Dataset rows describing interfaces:
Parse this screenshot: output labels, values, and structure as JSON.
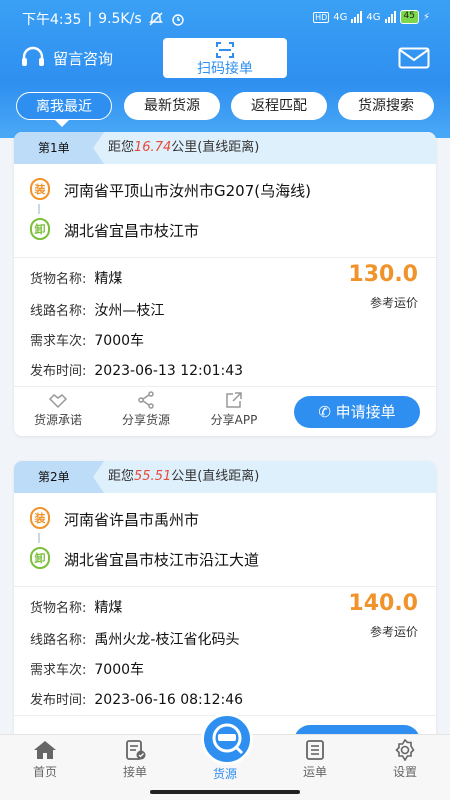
{
  "status": {
    "time": "下午4:35",
    "speed": "9.5K/s",
    "hd": "HD",
    "net1": "4G",
    "net2": "4G",
    "battery": "45"
  },
  "topbar": {
    "consult": "留言咨询",
    "scan": "扫码接单"
  },
  "tabs": [
    "离我最近",
    "最新货源",
    "返程匹配",
    "货源搜索"
  ],
  "labels": {
    "load": "装",
    "unload": "卸",
    "goods": "货物名称:",
    "line": "线路名称:",
    "trips": "需求车次:",
    "time": "发布时间:",
    "ref_price": "参考运价",
    "dist_prefix": "距您",
    "dist_suffix": "公里(直线距离)",
    "promise": "货源承诺",
    "share_goods": "分享货源",
    "share_app": "分享APP",
    "apply": "申请接单"
  },
  "orders": [
    {
      "no": "第1单",
      "distance": "16.74",
      "from": "河南省平顶山市汝州市G207(乌海线)",
      "to": "湖北省宜昌市枝江市",
      "goods": "精煤",
      "line": "汝州—枝江",
      "trips": "7000车",
      "time": "2023-06-13 12:01:43",
      "price": "130.0"
    },
    {
      "no": "第2单",
      "distance": "55.51",
      "from": "河南省许昌市禹州市",
      "to": "湖北省宜昌市枝江市沿江大道",
      "goods": "精煤",
      "line": "禹州火龙-枝江省化码头",
      "trips": "7000车",
      "time": "2023-06-16 08:12:46",
      "price": "140.0"
    }
  ],
  "nav": [
    "首页",
    "接单",
    "货源",
    "运单",
    "设置"
  ],
  "colors": {
    "primary": "#2f8ff0",
    "price": "#f0932b",
    "distance": "#e84a3a"
  }
}
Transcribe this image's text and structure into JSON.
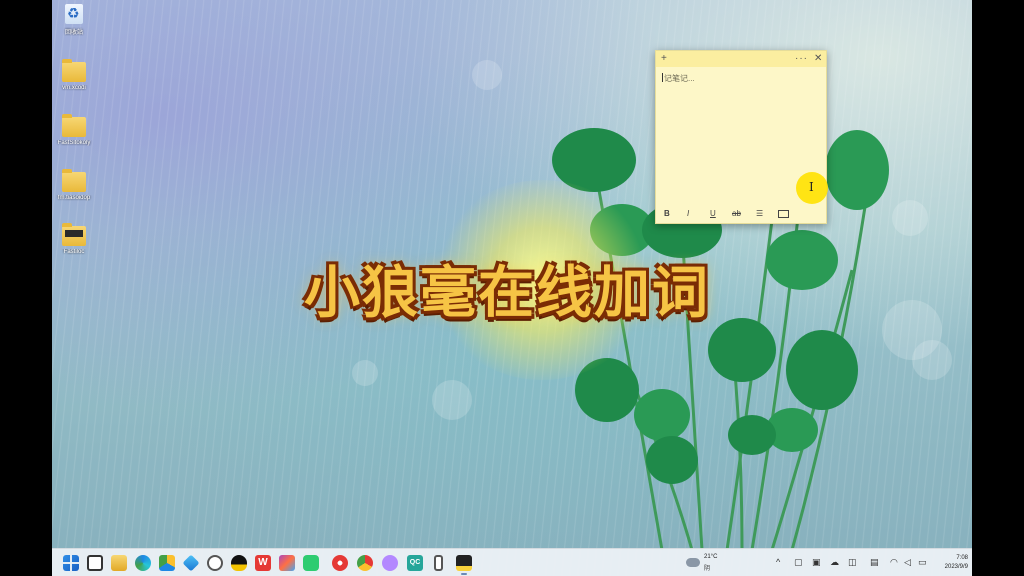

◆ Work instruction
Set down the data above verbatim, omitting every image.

◆ Exercise result
Parse this screenshot: output labels, values, and structure as JSON.
{
  "status": {
    "time": "下午4:35",
    "speed": "9.5K/s",
    "hd": "HD",
    "net1": "4G",
    "net2": "4G",
    "battery": "45"
  },
  "topbar": {
    "consult": "留言咨询",
    "scan": "扫码接单"
  },
  "tabs": [
    "离我最近",
    "最新货源",
    "返程匹配",
    "货源搜索"
  ],
  "labels": {
    "load": "装",
    "unload": "卸",
    "goods": "货物名称:",
    "line": "线路名称:",
    "trips": "需求车次:",
    "time": "发布时间:",
    "ref_price": "参考运价",
    "dist_prefix": "距您",
    "dist_suffix": "公里(直线距离)",
    "promise": "货源承诺",
    "share_goods": "分享货源",
    "share_app": "分享APP",
    "apply": "申请接单"
  },
  "orders": [
    {
      "no": "第1单",
      "distance": "16.74",
      "from": "河南省平顶山市汝州市G207(乌海线)",
      "to": "湖北省宜昌市枝江市",
      "goods": "精煤",
      "line": "汝州—枝江",
      "trips": "7000车",
      "time": "2023-06-13 12:01:43",
      "price": "130.0"
    },
    {
      "no": "第2单",
      "distance": "55.51",
      "from": "河南省许昌市禹州市",
      "to": "湖北省宜昌市枝江市沿江大道",
      "goods": "精煤",
      "line": "禹州火龙-枝江省化码头",
      "trips": "7000车",
      "time": "2023-06-16 08:12:46",
      "price": "140.0"
    }
  ],
  "nav": [
    "首页",
    "接单",
    "货源",
    "运单",
    "设置"
  ],
  "colors": {
    "primary": "#2f8ff0",
    "price": "#f0932b",
    "distance": "#e84a3a"
  }
}
Transcribe this image's text and structure into JSON.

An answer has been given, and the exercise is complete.